◆ **About this exercise**
Could you restate all of the records exactly, leaving out the pictures?

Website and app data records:
##########

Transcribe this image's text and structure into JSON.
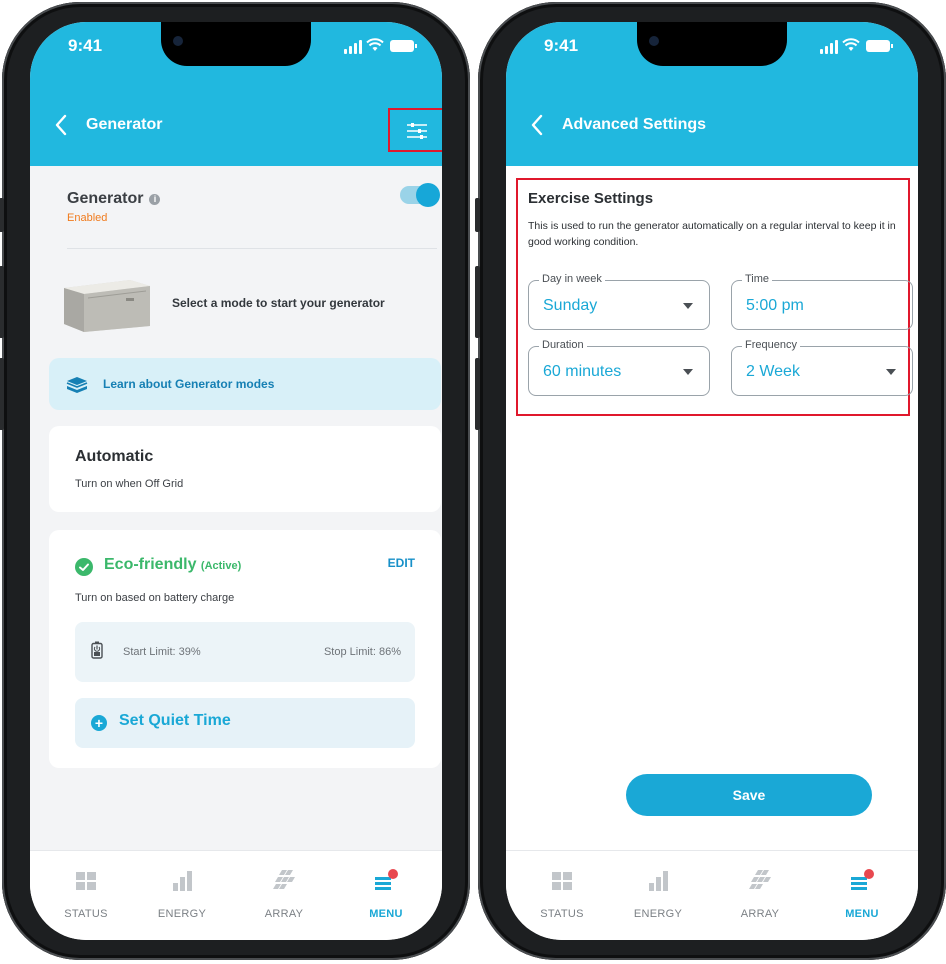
{
  "colors": {
    "brand": "#21b8df",
    "accent": "#1aa8d6",
    "highlight_box": "#e0182c",
    "eco_green": "#3bb86b",
    "enabled_orange": "#f07b1e"
  },
  "status_bar": {
    "time": "9:41"
  },
  "tabs": [
    {
      "label": "STATUS",
      "icon": "status-grid-icon"
    },
    {
      "label": "ENERGY",
      "icon": "energy-bars-icon"
    },
    {
      "label": "ARRAY",
      "icon": "solar-array-icon"
    },
    {
      "label": "MENU",
      "icon": "menu-icon",
      "active": true
    }
  ],
  "generator_screen": {
    "title": "Generator",
    "section_title": "Generator",
    "status": "Enabled",
    "toggle_on": true,
    "prompt": "Select a mode to start your generator",
    "learn_link": "Learn about Generator modes",
    "automatic": {
      "title": "Automatic",
      "subtitle": "Turn on when Off Grid"
    },
    "eco": {
      "title": "Eco-friendly",
      "state": "(Active)",
      "edit_label": "EDIT",
      "subtitle": "Turn on based on battery charge",
      "start_limit": "Start Limit: 39%",
      "stop_limit": "Stop Limit: 86%",
      "quiet_time_label": "Set Quiet Time"
    }
  },
  "advanced_screen": {
    "title": "Advanced Settings",
    "section_title": "Exercise Settings",
    "description": "This is used to run the generator automatically on a regular interval to keep it in good working condition.",
    "fields": {
      "day": {
        "label": "Day in week",
        "value": "Sunday"
      },
      "time": {
        "label": "Time",
        "value": "5:00 pm"
      },
      "duration": {
        "label": "Duration",
        "value": "60 minutes"
      },
      "frequency": {
        "label": "Frequency",
        "value": "2 Week"
      }
    },
    "save_label": "Save"
  }
}
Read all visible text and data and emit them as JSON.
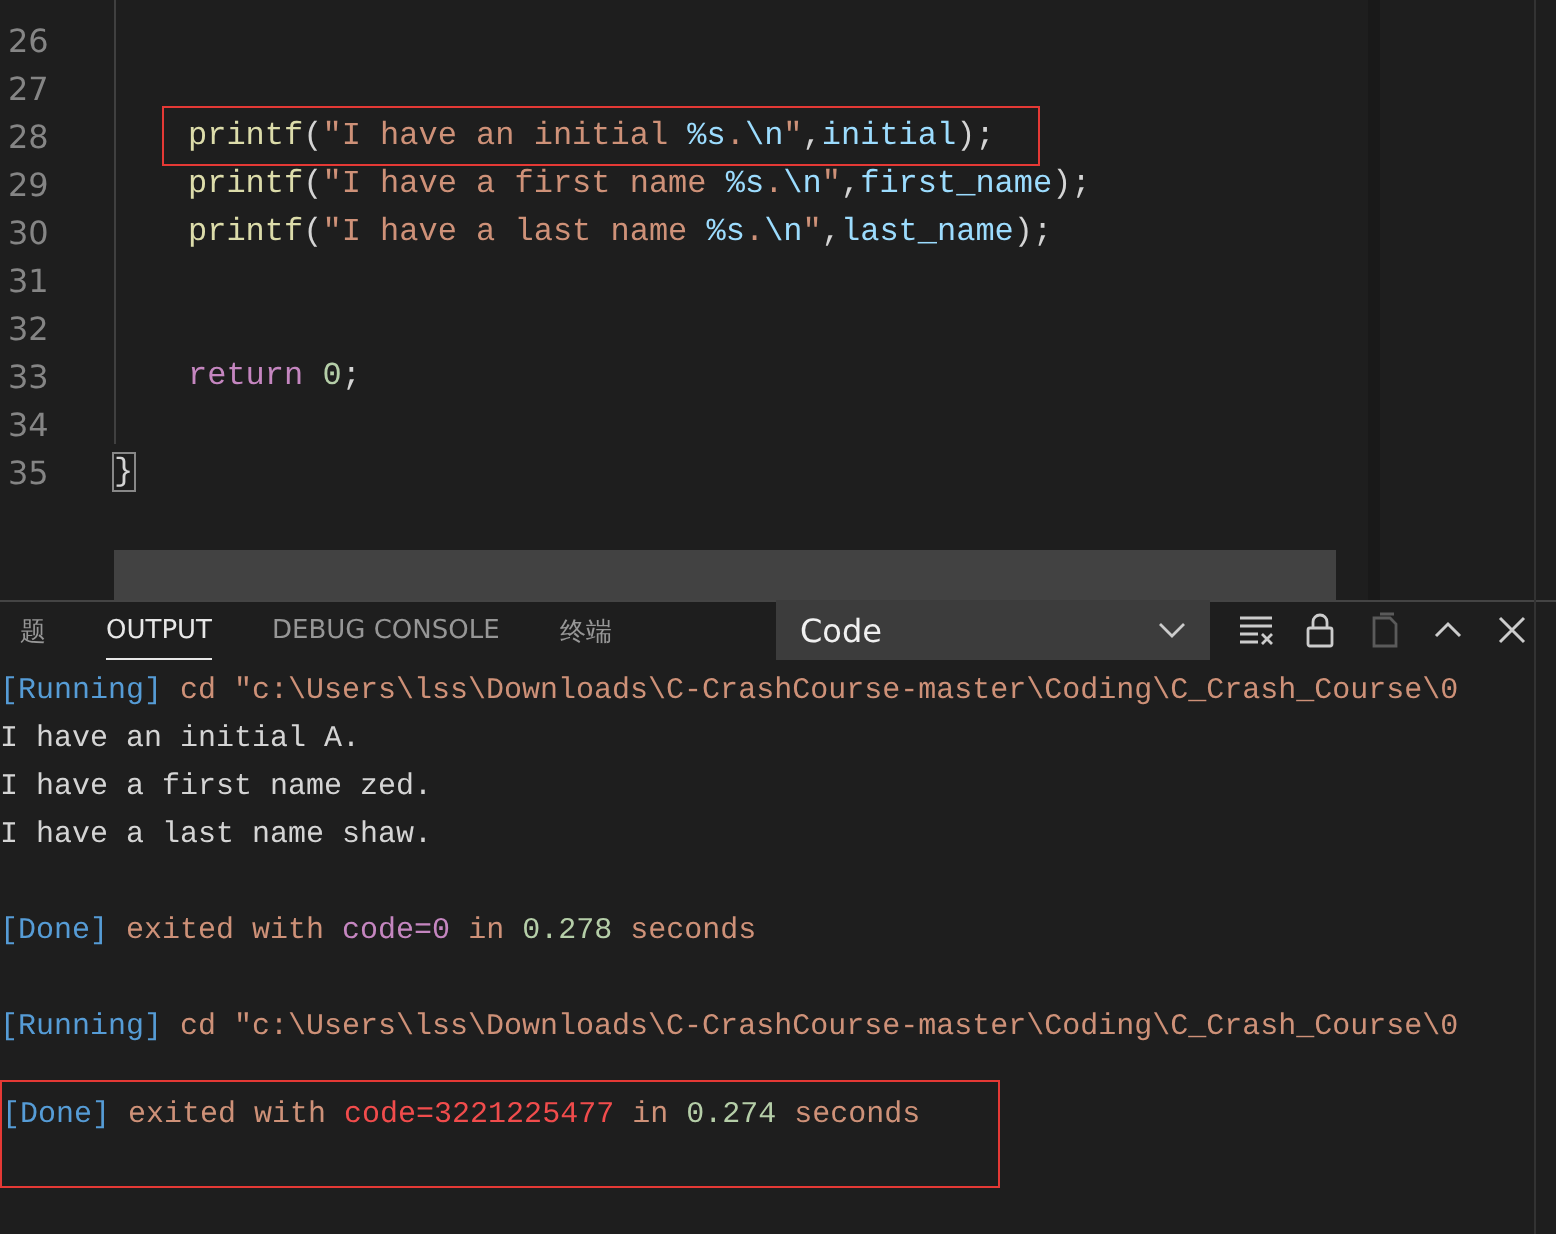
{
  "editor": {
    "lines": [
      {
        "number": "26",
        "highlighted": false
      },
      {
        "number": "27",
        "highlighted": false
      },
      {
        "number": "28",
        "highlighted": true,
        "tokens": [
          {
            "kind": "function",
            "text": "printf"
          },
          {
            "kind": "punct",
            "text": "("
          },
          {
            "kind": "string",
            "text": "\"I have an initial "
          },
          {
            "kind": "format",
            "text": "%s"
          },
          {
            "kind": "string",
            "text": "."
          },
          {
            "kind": "format",
            "text": "\\n"
          },
          {
            "kind": "string",
            "text": "\""
          },
          {
            "kind": "punct",
            "text": ","
          },
          {
            "kind": "variable",
            "text": "initial"
          },
          {
            "kind": "punct",
            "text": ");"
          }
        ]
      },
      {
        "number": "29",
        "highlighted": false,
        "tokens": [
          {
            "kind": "function",
            "text": "printf"
          },
          {
            "kind": "punct",
            "text": "("
          },
          {
            "kind": "string",
            "text": "\"I have a first name "
          },
          {
            "kind": "format",
            "text": "%s"
          },
          {
            "kind": "string",
            "text": "."
          },
          {
            "kind": "format",
            "text": "\\n"
          },
          {
            "kind": "string",
            "text": "\""
          },
          {
            "kind": "punct",
            "text": ","
          },
          {
            "kind": "variable",
            "text": "first_name"
          },
          {
            "kind": "punct",
            "text": ");"
          }
        ]
      },
      {
        "number": "30",
        "highlighted": false,
        "tokens": [
          {
            "kind": "function",
            "text": "printf"
          },
          {
            "kind": "punct",
            "text": "("
          },
          {
            "kind": "string",
            "text": "\"I have a last name "
          },
          {
            "kind": "format",
            "text": "%s"
          },
          {
            "kind": "string",
            "text": "."
          },
          {
            "kind": "format",
            "text": "\\n"
          },
          {
            "kind": "string",
            "text": "\""
          },
          {
            "kind": "punct",
            "text": ","
          },
          {
            "kind": "variable",
            "text": "last_name"
          },
          {
            "kind": "punct",
            "text": ");"
          }
        ]
      },
      {
        "number": "31",
        "highlighted": false
      },
      {
        "number": "32",
        "highlighted": false
      },
      {
        "number": "33",
        "highlighted": false,
        "tokens": [
          {
            "kind": "keyword",
            "text": "return"
          },
          {
            "kind": "number",
            "text": "0"
          },
          {
            "kind": "punct",
            "text": ";"
          }
        ]
      },
      {
        "number": "34",
        "highlighted": false
      },
      {
        "number": "35",
        "highlighted": false,
        "tokens": [
          {
            "kind": "brace-match",
            "text": "}"
          }
        ]
      }
    ]
  },
  "panel": {
    "tabs": [
      {
        "label": "题",
        "selected": false
      },
      {
        "label": "OUTPUT",
        "selected": true
      },
      {
        "label": "DEBUG CONSOLE",
        "selected": false
      },
      {
        "label": "终端",
        "selected": false
      }
    ],
    "channel": {
      "value": "Code"
    },
    "output": [
      {
        "highlighted": false,
        "segments": [
          {
            "kind": "tag",
            "text": "[Running]"
          },
          {
            "kind": "text",
            "text": " cd \"c:\\Users\\lss\\Downloads\\C-CrashCourse-master\\Coding\\C_Crash_Course\\0"
          }
        ]
      },
      {
        "highlighted": false,
        "segments": [
          {
            "kind": "plain",
            "text": "I have an initial A."
          }
        ]
      },
      {
        "highlighted": false,
        "segments": [
          {
            "kind": "plain",
            "text": "I have a first name zed."
          }
        ]
      },
      {
        "highlighted": false,
        "segments": [
          {
            "kind": "plain",
            "text": "I have a last name shaw."
          }
        ]
      },
      {
        "highlighted": false
      },
      {
        "highlighted": false,
        "segments": [
          {
            "kind": "tag",
            "text": "[Done]"
          },
          {
            "kind": "text",
            "text": " exited with "
          },
          {
            "kind": "code-ok",
            "text": "code=0"
          },
          {
            "kind": "text",
            "text": " in "
          },
          {
            "kind": "number",
            "text": "0.278"
          },
          {
            "kind": "text",
            "text": " seconds"
          }
        ]
      },
      {
        "highlighted": false
      },
      {
        "highlighted": false,
        "segments": [
          {
            "kind": "tag",
            "text": "[Running]"
          },
          {
            "kind": "text",
            "text": " cd \"c:\\Users\\lss\\Downloads\\C-CrashCourse-master\\Coding\\C_Crash_Course\\0"
          }
        ]
      },
      {
        "highlighted": false
      },
      {
        "highlighted": true,
        "segments": [
          {
            "kind": "tag",
            "text": "[Done]"
          },
          {
            "kind": "text",
            "text": " exited with "
          },
          {
            "kind": "code-error",
            "text": "code=3221225477"
          },
          {
            "kind": "text",
            "text": " in "
          },
          {
            "kind": "number",
            "text": "0.274"
          },
          {
            "kind": "text",
            "text": " seconds"
          }
        ]
      }
    ]
  }
}
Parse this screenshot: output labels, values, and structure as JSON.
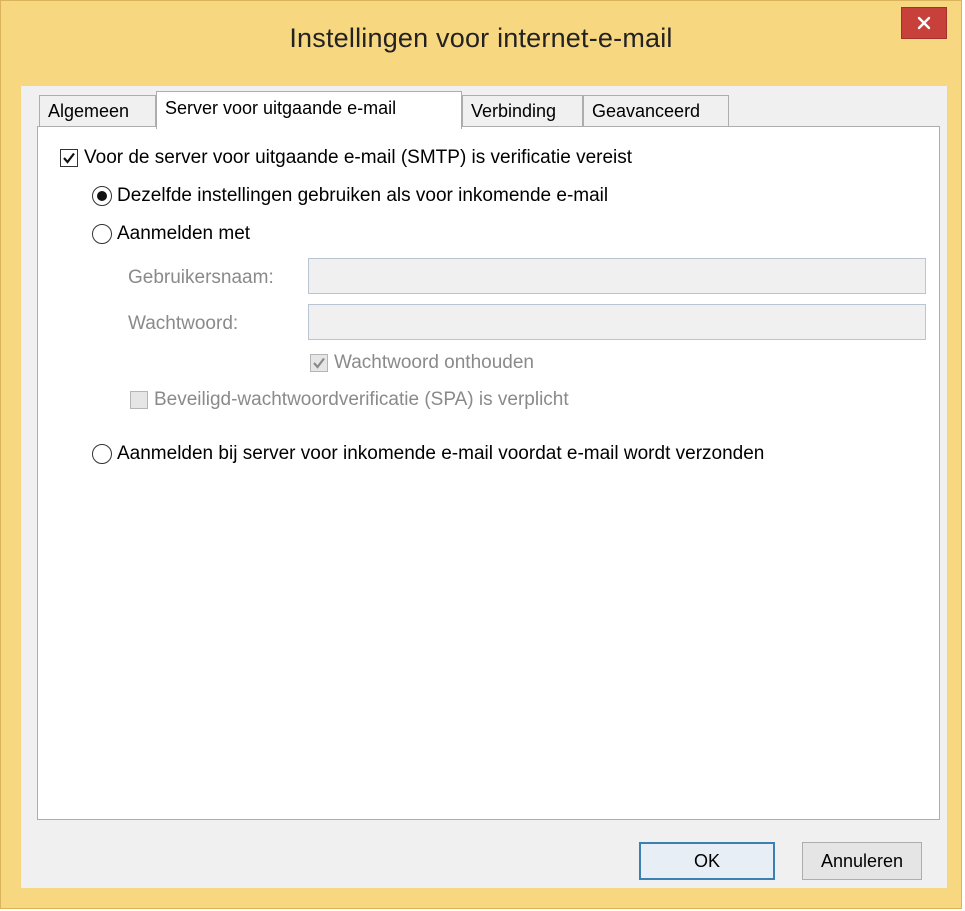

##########

◆ **Result of this exercise**
Transcribe this image's text and structure into JSON.
{
  "colors": {
    "brand": "#21b8df",
    "accent": "#1aa8d6",
    "highlight_box": "#e0182c",
    "eco_green": "#3bb86b",
    "enabled_orange": "#f07b1e"
  },
  "status_bar": {
    "time": "9:41"
  },
  "tabs": [
    {
      "label": "STATUS",
      "icon": "status-grid-icon"
    },
    {
      "label": "ENERGY",
      "icon": "energy-bars-icon"
    },
    {
      "label": "ARRAY",
      "icon": "solar-array-icon"
    },
    {
      "label": "MENU",
      "icon": "menu-icon",
      "active": true
    }
  ],
  "generator_screen": {
    "title": "Generator",
    "section_title": "Generator",
    "status": "Enabled",
    "toggle_on": true,
    "prompt": "Select a mode to start your generator",
    "learn_link": "Learn about Generator modes",
    "automatic": {
      "title": "Automatic",
      "subtitle": "Turn on when Off Grid"
    },
    "eco": {
      "title": "Eco-friendly",
      "state": "(Active)",
      "edit_label": "EDIT",
      "subtitle": "Turn on based on battery charge",
      "start_limit": "Start Limit: 39%",
      "stop_limit": "Stop Limit: 86%",
      "quiet_time_label": "Set Quiet Time"
    }
  },
  "advanced_screen": {
    "title": "Advanced Settings",
    "section_title": "Exercise Settings",
    "description": "This is used to run the generator automatically on a regular interval to keep it in good working condition.",
    "fields": {
      "day": {
        "label": "Day in week",
        "value": "Sunday"
      },
      "time": {
        "label": "Time",
        "value": "5:00 pm"
      },
      "duration": {
        "label": "Duration",
        "value": "60 minutes"
      },
      "frequency": {
        "label": "Frequency",
        "value": "2 Week"
      }
    },
    "save_label": "Save"
  }
}
Read all visible text and data and emit them as JSON.
{
  "editor": {
    "lines": [
      {
        "number": "26",
        "highlighted": false
      },
      {
        "number": "27",
        "highlighted": false
      },
      {
        "number": "28",
        "highlighted": true,
        "tokens": [
          {
            "kind": "function",
            "text": "printf"
          },
          {
            "kind": "punct",
            "text": "("
          },
          {
            "kind": "string",
            "text": "\"I have an initial "
          },
          {
            "kind": "format",
            "text": "%s"
          },
          {
            "kind": "string",
            "text": "."
          },
          {
            "kind": "format",
            "text": "\\n"
          },
          {
            "kind": "string",
            "text": "\""
          },
          {
            "kind": "punct",
            "text": ","
          },
          {
            "kind": "variable",
            "text": "initial"
          },
          {
            "kind": "punct",
            "text": ");"
          }
        ]
      },
      {
        "number": "29",
        "highlighted": false,
        "tokens": [
          {
            "kind": "function",
            "text": "printf"
          },
          {
            "kind": "punct",
            "text": "("
          },
          {
            "kind": "string",
            "text": "\"I have a first name "
          },
          {
            "kind": "format",
            "text": "%s"
          },
          {
            "kind": "string",
            "text": "."
          },
          {
            "kind": "format",
            "text": "\\n"
          },
          {
            "kind": "string",
            "text": "\""
          },
          {
            "kind": "punct",
            "text": ","
          },
          {
            "kind": "variable",
            "text": "first_name"
          },
          {
            "kind": "punct",
            "text": ");"
          }
        ]
      },
      {
        "number": "30",
        "highlighted": false,
        "tokens": [
          {
            "kind": "function",
            "text": "printf"
          },
          {
            "kind": "punct",
            "text": "("
          },
          {
            "kind": "string",
            "text": "\"I have a last name "
          },
          {
            "kind": "format",
            "text": "%s"
          },
          {
            "kind": "string",
            "text": "."
          },
          {
            "kind": "format",
            "text": "\\n"
          },
          {
            "kind": "string",
            "text": "\""
          },
          {
            "kind": "punct",
            "text": ","
          },
          {
            "kind": "variable",
            "text": "last_name"
          },
          {
            "kind": "punct",
            "text": ");"
          }
        ]
      },
      {
        "number": "31",
        "highlighted": false
      },
      {
        "number": "32",
        "highlighted": false
      },
      {
        "number": "33",
        "highlighted": false,
        "tokens": [
          {
            "kind": "keyword",
            "text": "return"
          },
          {
            "kind": "number",
            "text": "0"
          },
          {
            "kind": "punct",
            "text": ";"
          }
        ]
      },
      {
        "number": "34",
        "highlighted": false
      },
      {
        "number": "35",
        "highlighted": false,
        "tokens": [
          {
            "kind": "brace-match",
            "text": "}"
          }
        ]
      }
    ]
  },
  "panel": {
    "tabs": [
      {
        "label": "题",
        "selected": false
      },
      {
        "label": "OUTPUT",
        "selected": true
      },
      {
        "label": "DEBUG CONSOLE",
        "selected": false
      },
      {
        "label": "终端",
        "selected": false
      }
    ],
    "channel": {
      "value": "Code"
    },
    "output": [
      {
        "highlighted": false,
        "segments": [
          {
            "kind": "tag",
            "text": "[Running]"
          },
          {
            "kind": "text",
            "text": " cd \"c:\\Users\\lss\\Downloads\\C-CrashCourse-master\\Coding\\C_Crash_Course\\0"
          }
        ]
      },
      {
        "highlighted": false,
        "segments": [
          {
            "kind": "plain",
            "text": "I have an initial A."
          }
        ]
      },
      {
        "highlighted": false,
        "segments": [
          {
            "kind": "plain",
            "text": "I have a first name zed."
          }
        ]
      },
      {
        "highlighted": false,
        "segments": [
          {
            "kind": "plain",
            "text": "I have a last name shaw."
          }
        ]
      },
      {
        "highlighted": false
      },
      {
        "highlighted": false,
        "segments": [
          {
            "kind": "tag",
            "text": "[Done]"
          },
          {
            "kind": "text",
            "text": " exited with "
          },
          {
            "kind": "code-ok",
            "text": "code=0"
          },
          {
            "kind": "text",
            "text": " in "
          },
          {
            "kind": "number",
            "text": "0.278"
          },
          {
            "kind": "text",
            "text": " seconds"
          }
        ]
      },
      {
        "highlighted": false
      },
      {
        "highlighted": false,
        "segments": [
          {
            "kind": "tag",
            "text": "[Running]"
          },
          {
            "kind": "text",
            "text": " cd \"c:\\Users\\lss\\Downloads\\C-CrashCourse-master\\Coding\\C_Crash_Course\\0"
          }
        ]
      },
      {
        "highlighted": false
      },
      {
        "highlighted": true,
        "segments": [
          {
            "kind": "tag",
            "text": "[Done]"
          },
          {
            "kind": "text",
            "text": " exited with "
          },
          {
            "kind": "code-error",
            "text": "code=3221225477"
          },
          {
            "kind": "text",
            "text": " in "
          },
          {
            "kind": "number",
            "text": "0.274"
          },
          {
            "kind": "text",
            "text": " seconds"
          }
        ]
      }
    ]
  }
}
Parse this screenshot: output labels, values, and structure as JSON.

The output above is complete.